A woman on a walk along the beach in Berkeley with her dog on Thursday came across two decapitated chickens, two skinned mammal legs with cloven hooves, and several dead shorebirds.
Susi Jensen, a Berkeley writer, said it isn’t unusual to see a dead carcass on the beach. But she described the number and kind of animal parts she saw Thursday morning as “unexpected.”
“The shoreline is imperfect, but we enjoy it for what it is,” she said. “This time it was a little grosser than normal.”
Jensen was walking her golden retriever, Luna, on the beach along the San Francisco Bay Trail. The trail runs along West Frontage Road between University and Ashby avenues in Berkeley and continues into Emeryville. … Continue reading »
Last September, while working on an article for Berkeleyside, I took a short trip to the Lindsay Wildlife Museum in Walnut Creek. My mission there was purely amphibious: to photograph western toads that the museum keeps on display.
The toads were cute, for sure.
But soon, my experience turned from amphibious to serendipitous.
For I was the lucky photographer who happened to be at the museum when a golden eagle was brought through its doors. … Continue reading »
The Bay Area’s welcome rainstorms let up for 24 hours on Sunday Dec. 14… just long enough for more than 200 birders to have a fabulous Oakland Christmas Bird Count.
Both novice and experienced birders fanned out over a 15-mile-wide circle including Oakland, Berkeley, Albany and neighboring cities, as part of Audubon’s 115th annual Christmas Bird Count.
Advance registration came to 287 people, a new record for the Oakland count, which was organized by the Golden Gate Audubon Society.

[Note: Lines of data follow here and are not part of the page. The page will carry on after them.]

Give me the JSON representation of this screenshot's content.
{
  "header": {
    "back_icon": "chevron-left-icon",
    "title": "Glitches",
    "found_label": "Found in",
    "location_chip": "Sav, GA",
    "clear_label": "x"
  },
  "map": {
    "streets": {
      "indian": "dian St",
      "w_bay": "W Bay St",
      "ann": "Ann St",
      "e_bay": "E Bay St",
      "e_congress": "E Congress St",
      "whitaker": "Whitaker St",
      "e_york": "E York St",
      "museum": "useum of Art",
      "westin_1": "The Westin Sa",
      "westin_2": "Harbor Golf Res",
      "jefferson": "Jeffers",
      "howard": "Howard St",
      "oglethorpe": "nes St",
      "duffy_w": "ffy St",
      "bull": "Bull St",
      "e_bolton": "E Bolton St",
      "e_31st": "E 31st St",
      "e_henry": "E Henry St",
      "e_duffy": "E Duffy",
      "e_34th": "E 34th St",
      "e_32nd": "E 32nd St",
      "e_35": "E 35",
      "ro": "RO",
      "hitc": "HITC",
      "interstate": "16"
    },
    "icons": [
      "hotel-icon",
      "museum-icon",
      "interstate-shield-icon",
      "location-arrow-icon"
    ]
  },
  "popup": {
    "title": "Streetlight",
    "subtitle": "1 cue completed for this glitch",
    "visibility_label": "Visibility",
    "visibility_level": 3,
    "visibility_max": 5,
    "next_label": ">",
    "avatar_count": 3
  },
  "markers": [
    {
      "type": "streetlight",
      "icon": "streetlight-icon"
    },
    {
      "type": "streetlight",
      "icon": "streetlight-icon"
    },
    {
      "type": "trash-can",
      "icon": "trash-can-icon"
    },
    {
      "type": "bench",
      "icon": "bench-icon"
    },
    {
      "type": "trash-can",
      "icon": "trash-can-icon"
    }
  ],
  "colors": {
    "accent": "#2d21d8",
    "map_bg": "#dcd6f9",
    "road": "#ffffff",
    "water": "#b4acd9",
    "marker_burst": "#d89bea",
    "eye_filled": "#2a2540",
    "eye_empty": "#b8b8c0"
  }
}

Last year the Oakland count was the fourth largest in North America, and this year’s count is likely to be in the top five again. … Continue reading »
By Bruce Mast

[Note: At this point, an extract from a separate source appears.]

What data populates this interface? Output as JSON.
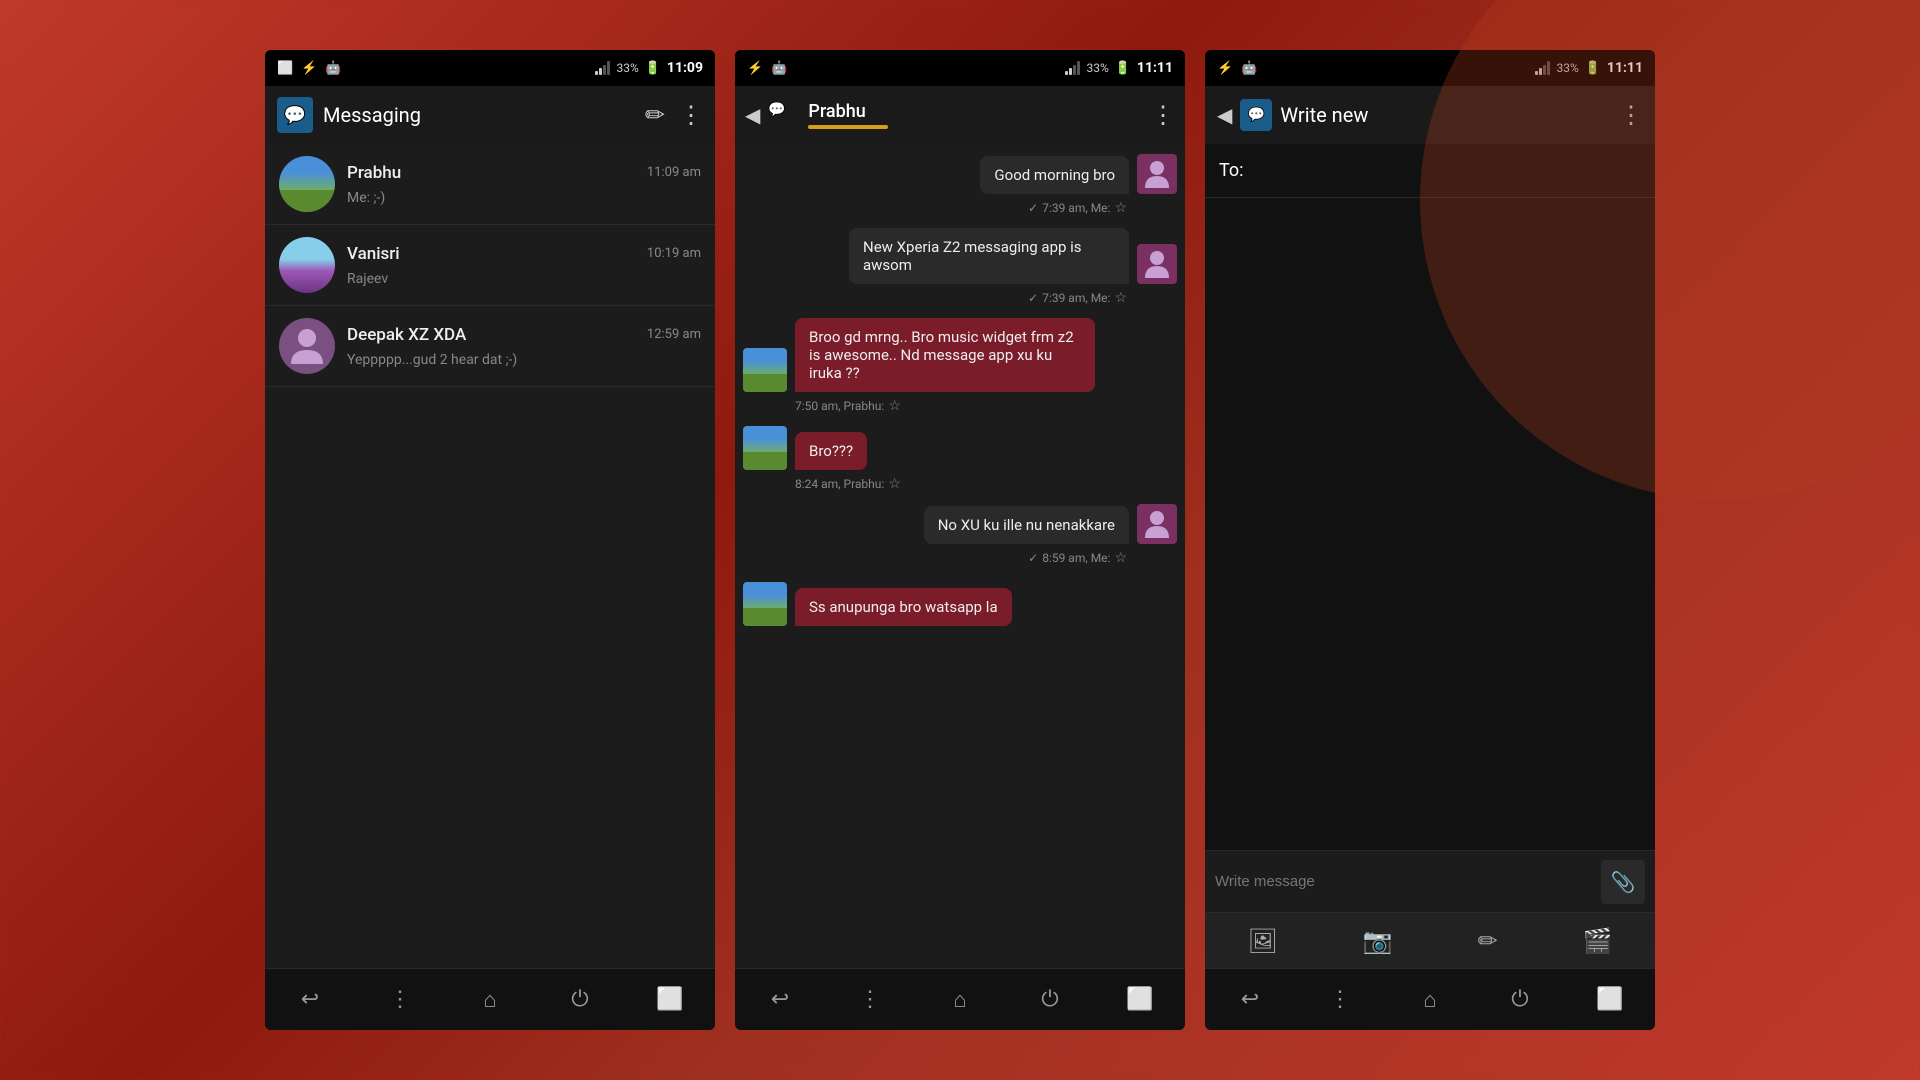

They are the clowns of the oak savannah — Acorn Woodpeckers — with their harlequin faces, gregarious habits, and off-kilter laughing calls that inspired Woody Woodpecker.
Here in the Bay Area, Acorn Woodpecker colonies are fairly common in the East Bay hills and the western slopes of Mount Diablo, particularly where there are concentrations of valley oaks. South of Livermore, they can be locally abundant in the Diablo range. They are rare in Tilden and Redwood Regional Parks, however, and practically unheard of west of the Hayward Fault.
So what’s up with the recent spate of Acorn Woodpecker sightings in urban San Francisco and the East Bay lowlands? … Continue reading »
For a long time, I’ve wanted to write an article on frogs for Berkeleyside. In fact, my first “kiss” came from a frog in Tilden Park. It jumped to my lips as I drank water from a fountain on a scorching-hot day at summer camp.
But that was the 1970s. Frogs were more common then. Loud throaty choruses of Pacific treefrogs kept me awake (in a good way) on spring nights, and tiny tadpoles wiggled through the algae-laden waters of a ditch along my street in Kensington. … Continue reading »